PROMPT ▸ Pull every line with "sugar" from the entries below.

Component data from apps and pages
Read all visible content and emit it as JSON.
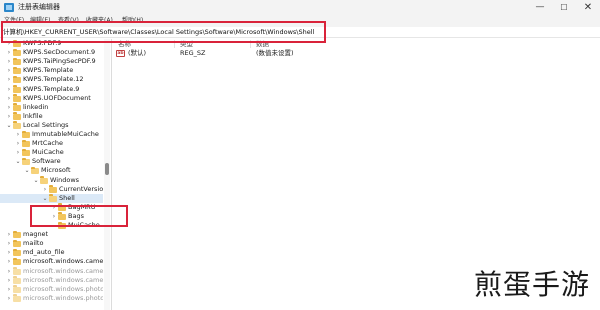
{
  "window": {
    "title": "注册表编辑器",
    "min_glyph": "—",
    "max_glyph": "☐",
    "close_glyph": "✕"
  },
  "menu": [
    "文件(F)",
    "编辑(E)",
    "查看(V)",
    "收藏夹(A)",
    "帮助(H)"
  ],
  "address": "计算机\\HKEY_CURRENT_USER\\Software\\Classes\\Local Settings\\Software\\Microsoft\\Windows\\Shell",
  "tree": [
    {
      "label": "KWPS.PDF.9",
      "expander": "›",
      "open": false,
      "selected": false,
      "faded": false
    },
    {
      "label": "KWPS.SecDocument.9",
      "expander": "›",
      "open": false,
      "selected": false,
      "faded": false
    },
    {
      "label": "KWPS.TaiPingSecPDF.9",
      "expander": "›",
      "open": false,
      "selected": false,
      "faded": false
    },
    {
      "label": "KWPS.Template",
      "expander": "›",
      "open": false,
      "selected": false,
      "faded": false
    },
    {
      "label": "KWPS.Template.12",
      "expander": "›",
      "open": false,
      "selected": false,
      "faded": false
    },
    {
      "label": "KWPS.Template.9",
      "expander": "›",
      "open": false,
      "selected": false,
      "faded": false
    },
    {
      "label": "KWPS.UOFDocument",
      "expander": "›",
      "open": false,
      "selected": false,
      "faded": false
    },
    {
      "label": "linkedin",
      "expander": "›",
      "open": false,
      "selected": false,
      "faded": false
    },
    {
      "label": "lnkfile",
      "expander": "›",
      "open": false,
      "selected": false,
      "faded": false
    },
    {
      "label": "Local Settings",
      "expander": "⌄",
      "open": true,
      "selected": false,
      "faded": false
    },
    {
      "label": "ImmutableMuiCache",
      "expander": "›",
      "open": false,
      "selected": false,
      "faded": false
    },
    {
      "label": "MrtCache",
      "expander": "›",
      "open": false,
      "selected": false,
      "faded": false
    },
    {
      "label": "MuiCache",
      "expander": "›",
      "open": false,
      "selected": false,
      "faded": false
    },
    {
      "label": "Software",
      "expander": "⌄",
      "open": true,
      "selected": false,
      "faded": false
    },
    {
      "label": "Microsoft",
      "expander": "⌄",
      "open": true,
      "selected": false,
      "faded": false
    },
    {
      "label": "Windows",
      "expander": "⌄",
      "open": true,
      "selected": false,
      "faded": false
    },
    {
      "label": "CurrentVersior",
      "expander": "›",
      "open": false,
      "selected": false,
      "faded": false
    },
    {
      "label": "Shell",
      "expander": "⌄",
      "open": true,
      "selected": true,
      "faded": false
    },
    {
      "label": "BagMRU",
      "expander": "›",
      "open": false,
      "selected": false,
      "faded": false
    },
    {
      "label": "Bags",
      "expander": "›",
      "open": false,
      "selected": false,
      "faded": false
    },
    {
      "label": "MuiCache",
      "expander": "",
      "open": false,
      "selected": false,
      "faded": false
    },
    {
      "label": "magnet",
      "expander": "›",
      "open": false,
      "selected": false,
      "faded": false
    },
    {
      "label": "mailto",
      "expander": "›",
      "open": false,
      "selected": false,
      "faded": false
    },
    {
      "label": "md_auto_file",
      "expander": "›",
      "open": false,
      "selected": false,
      "faded": false
    },
    {
      "label": "microsoft.windows.camer",
      "expander": "›",
      "open": false,
      "selected": false,
      "faded": false
    },
    {
      "label": "microsoft.windows.camer",
      "expander": "›",
      "open": false,
      "selected": false,
      "faded": true
    },
    {
      "label": "microsoft.windows.camer",
      "expander": "›",
      "open": false,
      "selected": false,
      "faded": true
    },
    {
      "label": "microsoft.windows.photo",
      "expander": "›",
      "open": false,
      "selected": false,
      "faded": true
    },
    {
      "label": "microsoft.windows.photo",
      "expander": "›",
      "open": false,
      "selected": false,
      "faded": true
    }
  ],
  "values_pane": {
    "headers": {
      "name": "名称",
      "type": "类型",
      "data": "数据"
    },
    "rows": [
      {
        "icon": "ab",
        "name": "(默认)",
        "type": "REG_SZ",
        "data": "(数值未设置)"
      }
    ]
  },
  "watermark": "煎蛋手游",
  "colors": {
    "highlight_box": "#d9233a",
    "selected_row": "#dbe9f7",
    "folder": "#f2c55c"
  }
}
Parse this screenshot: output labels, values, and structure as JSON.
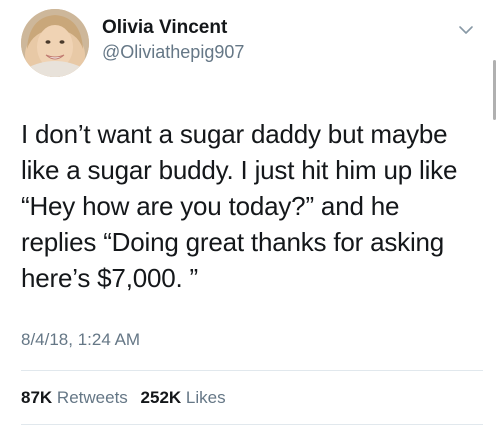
{
  "tweet": {
    "author": {
      "display_name": "Olivia Vincent",
      "handle": "@Oliviathepig907"
    },
    "text_lines": [
      "I don’t want a sugar daddy but maybe",
      "like a sugar buddy.  I just hit him up like",
      "“Hey how are you today?” and he",
      "replies “Doing great thanks for asking",
      "here’s $7,000. ”"
    ],
    "timestamp": "8/4/18, 1:24 AM",
    "stats": {
      "retweets_count": "87K",
      "retweets_label": "Retweets",
      "likes_count": "252K",
      "likes_label": "Likes"
    }
  },
  "icons": {
    "menu": "chevron-down-icon"
  },
  "colors": {
    "primary_text": "#14171a",
    "secondary_text": "#657786",
    "divider": "#e1e8ed"
  }
}
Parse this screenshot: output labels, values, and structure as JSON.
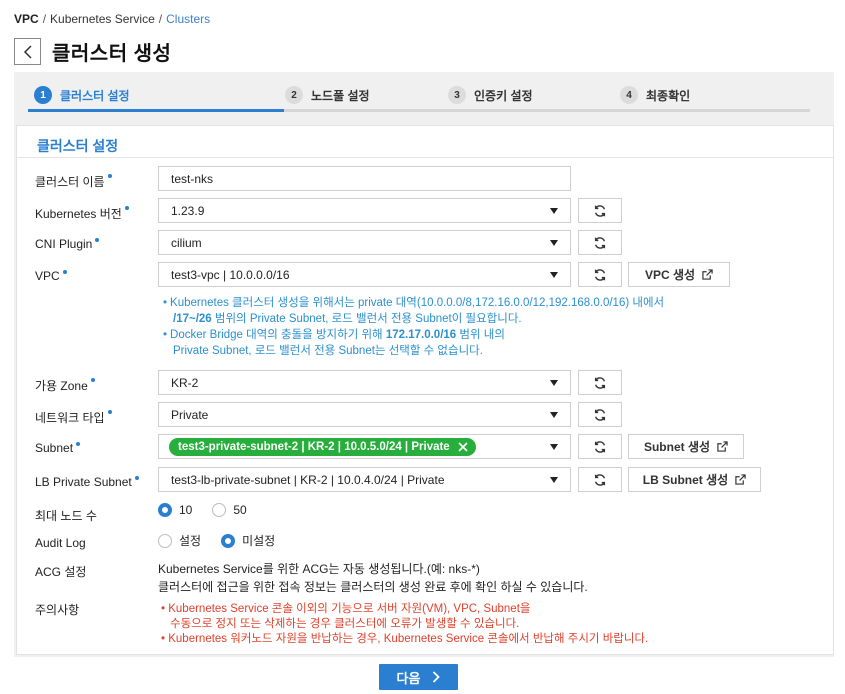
{
  "breadcrumb": {
    "vpc": "VPC",
    "service": "Kubernetes Service",
    "clusters": "Clusters"
  },
  "page": {
    "title": "클러스터 생성"
  },
  "steps": [
    {
      "num": "1",
      "label": "클러스터 설정",
      "active": true
    },
    {
      "num": "2",
      "label": "노드풀 설정",
      "active": false
    },
    {
      "num": "3",
      "label": "인증키 설정",
      "active": false
    },
    {
      "num": "4",
      "label": "최종확인",
      "active": false
    }
  ],
  "section": {
    "title": "클러스터 설정"
  },
  "form": {
    "cluster_name": {
      "label": "클러스터 이름",
      "value": "test-nks"
    },
    "k8s_version": {
      "label": "Kubernetes 버전",
      "value": "1.23.9"
    },
    "cni_plugin": {
      "label": "CNI Plugin",
      "value": "cilium"
    },
    "vpc": {
      "label": "VPC",
      "value": "test3-vpc | 10.0.0.0/16",
      "create_button": "VPC 생성"
    },
    "vpc_notes": {
      "note1_line1": "Kubernetes 클러스터 생성을 위해서는 private 대역(10.0.0.0/8,172.16.0.0/12,192.168.0.0/16) 내에서",
      "note1_line2_bold": "/17~/26",
      "note1_line2_rest": " 범위의 Private Subnet, 로드 밸런서 전용 Subnet이 필요합니다.",
      "note2_line1_pre": "Docker Bridge 대역의 충돌을 방지하기 위해 ",
      "note2_line1_bold": "172.17.0.0/16",
      "note2_line1_post": " 범위 내의",
      "note2_line2": "Private Subnet, 로드 밸런서 전용 Subnet는 선택할 수 없습니다."
    },
    "zone": {
      "label": "가용 Zone",
      "value": "KR-2"
    },
    "network_type": {
      "label": "네트워크 타입",
      "value": "Private"
    },
    "subnet": {
      "label": "Subnet",
      "chip": "test3-private-subnet-2 | KR-2 | 10.0.5.0/24 | Private",
      "create_button": "Subnet 생성"
    },
    "lb_subnet": {
      "label": "LB Private Subnet",
      "value": "test3-lb-private-subnet | KR-2 | 10.0.4.0/24 | Private",
      "create_button": "LB Subnet 생성"
    },
    "max_nodes": {
      "label": "최대 노드 수",
      "options": [
        "10",
        "50"
      ],
      "selected": "10"
    },
    "audit_log": {
      "label": "Audit Log",
      "options": [
        "설정",
        "미설정"
      ],
      "selected": "미설정"
    },
    "acg": {
      "label": "ACG 설정",
      "line1": "Kubernetes Service를 위한 ACG는 자동 생성됩니다.(예: nks-*)",
      "line2": "클러스터에 접근을 위한 접속 정보는 클러스터의 생성 완료 후에 확인 하실 수 있습니다."
    },
    "caution": {
      "label": "주의사항",
      "w1_line1": "Kubernetes Service 콘솔 이외의 기능으로 서버 자원(VM), VPC, Subnet을",
      "w1_line2": "수동으로 정지 또는 삭제하는 경우 클러스터에 오류가 발생할 수 있습니다.",
      "w2": "Kubernetes 워커노드 자원을 반납하는 경우, Kubernetes Service 콘솔에서 반납해 주시기 바랍니다."
    }
  },
  "footer": {
    "next_label": "다음"
  },
  "colors": {
    "accent": "#2b7fd0",
    "chip": "#27ae3c",
    "warning": "#e0412b",
    "note": "#2b8fd0"
  },
  "icons": {
    "back": "chevron-left-icon",
    "refresh": "refresh-icon",
    "external": "external-link-icon",
    "remove": "close-icon",
    "next": "chevron-right-icon"
  }
}
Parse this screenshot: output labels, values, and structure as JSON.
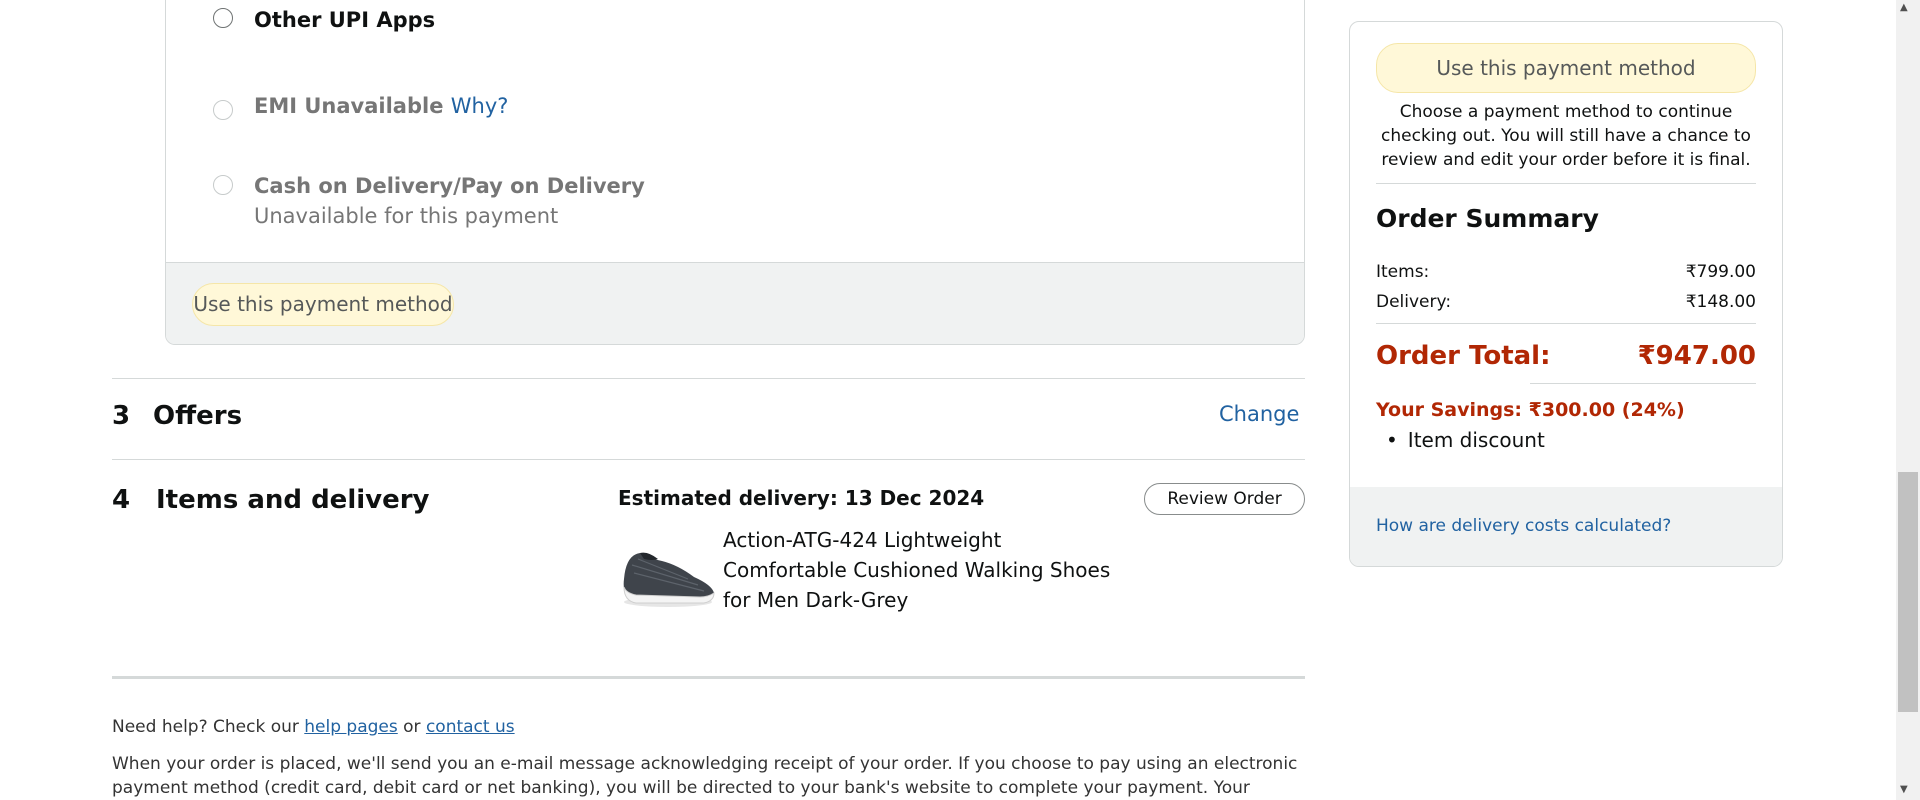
{
  "payment": {
    "other_upi": "Other UPI Apps",
    "emi_label": "EMI Unavailable",
    "emi_why": "Why?",
    "cod_label": "Cash on Delivery/Pay on Delivery",
    "cod_sub": "Unavailable for this payment",
    "use_button": "Use this payment method"
  },
  "sections": {
    "offers_num": "3",
    "offers_title": "Offers",
    "offers_change": "Change",
    "items_num": "4",
    "items_title": "Items and delivery",
    "estimated_delivery": "Estimated delivery: 13 Dec 2024",
    "review_button": "Review Order",
    "product_name": "Action-ATG-424 Lightweight Comfortable Cushioned Walking Shoes for Men Dark-Grey"
  },
  "summary": {
    "use_button": "Use this payment method",
    "note": "Choose a payment method to continue checking out. You will still have a chance to review and edit your order before it is final.",
    "title": "Order Summary",
    "items_label": "Items:",
    "items_value": "₹799.00",
    "delivery_label": "Delivery:",
    "delivery_value": "₹148.00",
    "total_label": "Order Total:",
    "total_value": "₹947.00",
    "savings": "Your Savings: ₹300.00 (24%)",
    "savings_item": "Item discount",
    "delivery_costs_link": "How are delivery costs calculated?"
  },
  "footer": {
    "help_prefix": "Need help? Check our",
    "help_pages": "help pages",
    "or": "or",
    "contact_us": "contact us",
    "notice": "When your order is placed, we'll send you an e-mail message acknowledging receipt of your order. If you choose to pay using an electronic payment method (credit card, debit card or net banking), you will be directed to your bank's website to complete your payment. Your contract to"
  },
  "colors": {
    "link": "#2162a1",
    "total_red": "#b12704",
    "button_yellow": "#fff8d8",
    "panel_grey": "#f0f2f2"
  }
}
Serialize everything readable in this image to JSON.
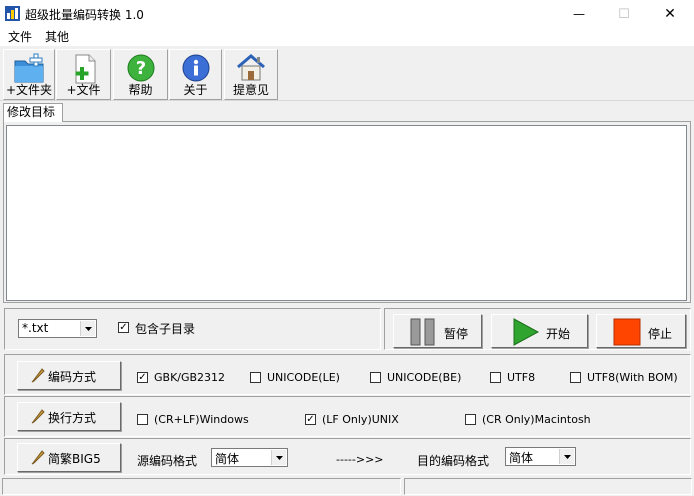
{
  "window": {
    "title": "超级批量编码转换 1.0",
    "minimize": "—",
    "maximize": "☐",
    "close": "✕"
  },
  "menu": {
    "file": "文件",
    "other": "其他"
  },
  "toolbar": {
    "add_folder": "+文件夹",
    "add_file": "+文件",
    "help": "帮助",
    "about": "关于",
    "feedback": "提意见"
  },
  "tab": {
    "label": "修改目标"
  },
  "filter": {
    "value": "*.txt",
    "include_sub_label": "包含子目录",
    "include_sub_checked": true
  },
  "actions": {
    "pause": "暂停",
    "start": "开始",
    "stop": "停止"
  },
  "encoding": {
    "button": "编码方式",
    "options": [
      {
        "label": "GBK/GB2312",
        "checked": true
      },
      {
        "label": "UNICODE(LE)",
        "checked": false
      },
      {
        "label": "UNICODE(BE)",
        "checked": false
      },
      {
        "label": "UTF8",
        "checked": false
      },
      {
        "label": "UTF8(With BOM)",
        "checked": false
      }
    ]
  },
  "linebreak": {
    "button": "换行方式",
    "options": [
      {
        "label": "(CR+LF)Windows",
        "checked": false
      },
      {
        "label": "(LF Only)UNIX",
        "checked": true
      },
      {
        "label": "(CR Only)Macintosh",
        "checked": false
      }
    ]
  },
  "conversion": {
    "button": "简繁BIG5",
    "source_label": "源编码格式",
    "source_value": "简体",
    "arrow": "----->>>",
    "target_label": "目的编码格式",
    "target_value": "简体"
  },
  "colors": {
    "start_green": "#2fa52f",
    "stop_orange": "#ff4500",
    "pencil": "#c89a3c"
  }
}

EXERCISE OUTPUT ▸
      "I don’t want a sugar daddy but maybe",
      "like a sugar buddy.  I just hit him up like",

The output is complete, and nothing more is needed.